my sister leaned over to me when it was finished and said “i want to see that” with a look on her face like it was the greatest trailer she’d ever seen.

like it wasn’t a punch to my gut everytime i heard someone whisper “psycho” or “crazy” and other terrible things. like in that moment i didn’t feel like running away from all these people, like i didn’t feel unsafe and filthy. because these people getting their thrills from a demonizing potrayal of a mental illness.

and the thing is, it matters.
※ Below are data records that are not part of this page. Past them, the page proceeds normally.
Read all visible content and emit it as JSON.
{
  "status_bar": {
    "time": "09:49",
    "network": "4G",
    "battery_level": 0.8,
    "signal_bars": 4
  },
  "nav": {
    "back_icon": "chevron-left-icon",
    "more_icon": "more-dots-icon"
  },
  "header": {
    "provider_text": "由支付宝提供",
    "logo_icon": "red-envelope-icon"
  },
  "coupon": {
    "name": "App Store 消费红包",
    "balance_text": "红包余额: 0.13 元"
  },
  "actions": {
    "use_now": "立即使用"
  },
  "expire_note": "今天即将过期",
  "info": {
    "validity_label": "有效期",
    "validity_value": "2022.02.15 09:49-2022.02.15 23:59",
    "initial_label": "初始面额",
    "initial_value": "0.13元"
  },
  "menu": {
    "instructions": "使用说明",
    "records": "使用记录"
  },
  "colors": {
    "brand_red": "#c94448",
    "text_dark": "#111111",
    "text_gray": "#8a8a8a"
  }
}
because if i bring it up people will say “oh but it’s not really mental illness, like depression or something. he was just fucking crazy which is totally scary haha”. yeah well, not haha. not haha because DID is a real mental illness but that’s not what it looks like. people with DID aren’t murderers or dangerous. but now, because movies like Split are all people have seen of illnesses like DID, that’s their frame of reference.

the media does it with DID, with schizophrenia, with every single personality disorder, with bipolar, with everything else that is “scary”. raising awareness for depression and anxiety is important, they’re valid and serious illnesses. but hardly anyone tries to protect people with “scary” disorders. this halloween when costumes of the main character crop up, people will giggle and buy it because it’s so creepy and cool.
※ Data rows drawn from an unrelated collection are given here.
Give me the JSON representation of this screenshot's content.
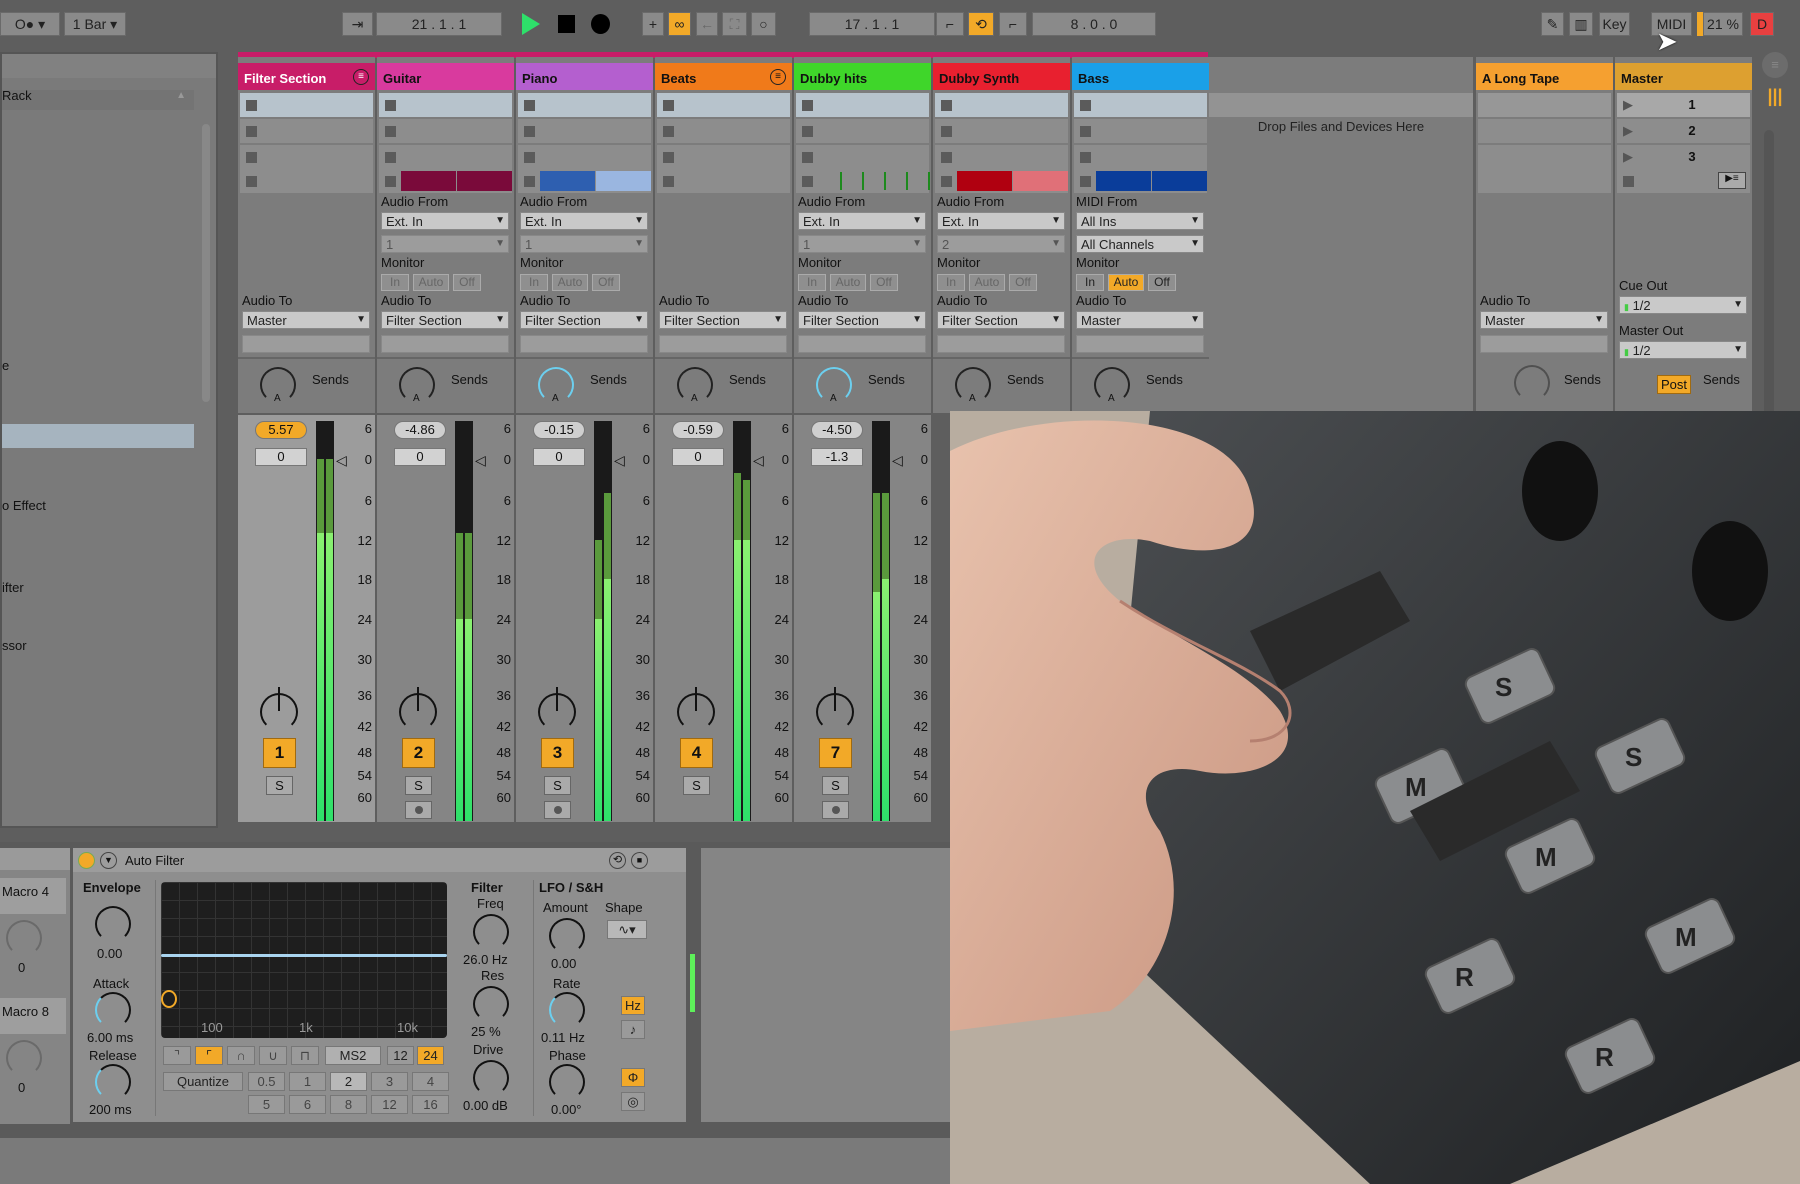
{
  "colors": {
    "accent": "#f2a928",
    "selected_clip": "#b7c3cc",
    "meter_light": "#5ef05a",
    "meter_dark": "#5a9a3c",
    "record": "#e84040"
  },
  "transport": {
    "metronome_label": "O●",
    "quantize": "1 Bar",
    "position": "21 .  1 .  1",
    "loop_start": "17 .  1 .  1",
    "loop_length": "8 .  0 .  0",
    "key_label": "Key",
    "midi_label": "MIDI",
    "cpu": "21 %",
    "d_label": "D"
  },
  "browser": {
    "items": [
      "Rack",
      "e",
      "o Effect",
      "ifter",
      "ssor"
    ],
    "selected_index": 1
  },
  "meter_ticks": [
    "6",
    "0",
    "6",
    "12",
    "18",
    "24",
    "30",
    "36",
    "42",
    "48",
    "54",
    "60"
  ],
  "tracks": [
    {
      "name": "Filter Section",
      "color": "#c81d68",
      "group": true,
      "clips": [
        null,
        null,
        null,
        null
      ],
      "audio_to": "Master",
      "volume": "5.57",
      "volume_active": true,
      "pan": "0",
      "number": "1",
      "arm": false,
      "send_active": false,
      "meter": {
        "peak": [
          0,
          0
        ],
        "rms": [
          -11,
          -11
        ]
      }
    },
    {
      "name": "Guitar",
      "color": "#d93a9e",
      "clips": [
        null,
        null,
        null,
        [
          "#7a0a3a",
          "#7a0a3a"
        ]
      ],
      "input_label": "Audio From",
      "input": "Ext. In",
      "channel": "1",
      "monitor": [
        "In",
        "Auto",
        "Off"
      ],
      "monitor_active": -1,
      "audio_to": "Filter Section",
      "volume": "-4.86",
      "pan": "0",
      "number": "2",
      "arm": true,
      "send_active": false,
      "meter": {
        "peak": [
          -11,
          -11
        ],
        "rms": [
          -24,
          -24
        ]
      }
    },
    {
      "name": "Piano",
      "color": "#b45fcf",
      "clips": [
        null,
        null,
        null,
        [
          "#2e5fb0",
          "#9ab6e0"
        ]
      ],
      "input_label": "Audio From",
      "input": "Ext. In",
      "channel": "1",
      "monitor": [
        "In",
        "Auto",
        "Off"
      ],
      "monitor_active": -1,
      "audio_to": "Filter Section",
      "volume": "-0.15",
      "pan": "0",
      "number": "3",
      "arm": true,
      "send_active": true,
      "meter": {
        "peak": [
          -12,
          -5
        ],
        "rms": [
          -24,
          -18
        ]
      }
    },
    {
      "name": "Beats",
      "color": "#f07a1a",
      "group": true,
      "clips": [
        null,
        null,
        null,
        null
      ],
      "audio_to": "Filter Section",
      "volume": "-0.59",
      "pan": "0",
      "number": "4",
      "arm": false,
      "send_active": false,
      "meter": {
        "peak": [
          -2,
          -3
        ],
        "rms": [
          -12,
          -12
        ]
      }
    },
    {
      "name": "Dubby hits",
      "color": "#3fd62a",
      "clips": [
        null,
        null,
        null,
        "ticks"
      ],
      "input_label": "Audio From",
      "input": "Ext. In",
      "channel": "1",
      "monitor": [
        "In",
        "Auto",
        "Off"
      ],
      "monitor_active": -1,
      "audio_to": "Filter Section",
      "volume": "-4.50",
      "pan": "-1.3",
      "number": "7",
      "arm": true,
      "send_active": true,
      "meter": {
        "peak": [
          -5,
          -5
        ],
        "rms": [
          -20,
          -18
        ]
      }
    },
    {
      "name": "Dubby Synth",
      "color": "#e8202f",
      "clips": [
        null,
        null,
        null,
        [
          "#b00010",
          "#e07078"
        ]
      ],
      "input_label": "Audio From",
      "input": "Ext. In",
      "channel": "2",
      "monitor": [
        "In",
        "Auto",
        "Off"
      ],
      "monitor_active": -1,
      "audio_to": "Filter Section",
      "send_active": false
    },
    {
      "name": "Bass",
      "color": "#1aa0e8",
      "clips": [
        null,
        null,
        null,
        [
          "#0a3d9a",
          "#0a3d9a"
        ]
      ],
      "input_label": "MIDI From",
      "input": "All Ins",
      "channel": "All Channels",
      "channel_active": true,
      "monitor": [
        "In",
        "Auto",
        "Off"
      ],
      "monitor_active": 1,
      "audio_to": "Master",
      "send_active": false
    }
  ],
  "drop_text": "Drop Files and Devices Here",
  "sends_label": "Sends",
  "audio_to_label": "Audio To",
  "monitor_label": "Monitor",
  "return_track": {
    "name": "A Long Tape",
    "color": "#f5a030",
    "audio_to": "Master"
  },
  "master": {
    "name": "Master",
    "color": "#dda030",
    "scenes": [
      "1",
      "2",
      "3"
    ],
    "cue_out_label": "Cue Out",
    "cue_out": "1/2",
    "master_out_label": "Master Out",
    "master_out": "1/2",
    "post_label": "Post"
  },
  "device": {
    "rack_macros": [
      {
        "label": "Macro 4",
        "value": "0"
      },
      {
        "label": "Macro 8",
        "value": "0"
      }
    ],
    "name": "Auto Filter",
    "envelope": {
      "title": "Envelope",
      "amount": "0.00",
      "attack_label": "Attack",
      "attack": "6.00 ms",
      "release_label": "Release",
      "release": "200 ms"
    },
    "graph_ticks": [
      "100",
      "1k",
      "10k"
    ],
    "filter_types": [
      "lowpass",
      "highpass",
      "bandpass",
      "notch",
      "morph"
    ],
    "filter_type_active": 1,
    "circuit": "MS2",
    "slopes": [
      "12",
      "24"
    ],
    "slope_active": 1,
    "quantize_label": "Quantize",
    "quantize_values": [
      "0.5",
      "1",
      "2",
      "3",
      "4",
      "5",
      "6",
      "8",
      "12",
      "16"
    ],
    "quantize_active": 2,
    "filter": {
      "title": "Filter",
      "freq_label": "Freq",
      "freq": "26.0 Hz",
      "res_label": "Res",
      "res": "25 %",
      "drive_label": "Drive",
      "drive": "0.00 dB"
    },
    "lfo": {
      "title": "LFO / S&H",
      "amount_label": "Amount",
      "amount": "0.00",
      "shape_label": "Shape",
      "rate_label": "Rate",
      "rate": "0.11 Hz",
      "rate_unit": "Hz",
      "phase_label": "Phase",
      "phase": "0.00°"
    }
  }
}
i’m reminded that, although i don’t have DID, much of my mental illness is defined by symptoms that are used in other horror movies. that people who have “scary” disorders are the entertainment in everyone else’s world. and for people who do have DID, that movie is absolutely devastating.

so if you buy a ticket to see Split, please know that’s it’s not harmless entertainment or a good thrill. it’s fucking ableism and you’re being ableist if you go see it.

(please reblog, neurotypical or not)

i really hate to bring up d*scourse on here but i feel like i can’t keep running this blog unless i address this, and if you’re not a lesbian please do not on add to this post.

please stop shaming lesbians for expressing their love of p*ssy. please stop shaming lesbians for being “exclusive” and “close-minded.” it’s concerning seeing other lgbt people on this site saying that “lesbians are gross for only liking p*ssy” and that “they need to stop.” sex-based attraction exists, the way we feel arousal is based on physical attraction and it’s h*mophobic to shame lesbians (and gay men) for it.

i’ve seen the posts: “if you’re a lesbian and you won’t have sex with a tr*ns woman because she has a p*nis you’re a tr*nsphobe,” anyone who disagrees is called a “terrible person,” and lesbians who disagree are automatically labeled as “t*rfs who deserve to die.” i’m concerned that no one reblogging these posts seems to care about how guilt-trippy and manipulative this rhetoric is, nobody owes anyone sex under any circumstance. 

i have gotten anonymous asks by thirteen year old girls saying that they’ve been the subject of call-out posts made by adults calling them tr*nsphobic even though they support tr*ns women, and now they wish they liked d*ck but they can’t and they feel terrible for it. this rhetoric tells lesbians that they will be fine with d*ck once they “get used to it,” so they should essentially force themselves through sexual experiences they’re not aroused by because eventually they’ll forget to feel sick. it causes the same shame and guilt that lesbians are subjected to while existing in a heteronormative world, dealing with straight conservatives and h*mophobes who say that they “just need to find the right man,” or that “the right d*ck will fix them,” even to the extent of corrective r*pe.

lesbians are not broken, lesbians are not disgusting, and lesbians are not inherently hateful because of their sexual attraction. i just think it’s really disturbing that lesbians are shamed for their attraction from both progressives and conservatives.

if you disagree with me, you obviously have the freedom to block/unfollow this blog, but i am begging you to please think critically about the rhetoric you see on this site. think critically about this post, think critically about what your mutuals post, and think critically about posts you see with 100k notes (there’s a reason people call this website an echo chamber). think critically about the arguments you disagree with, and think critically about your own.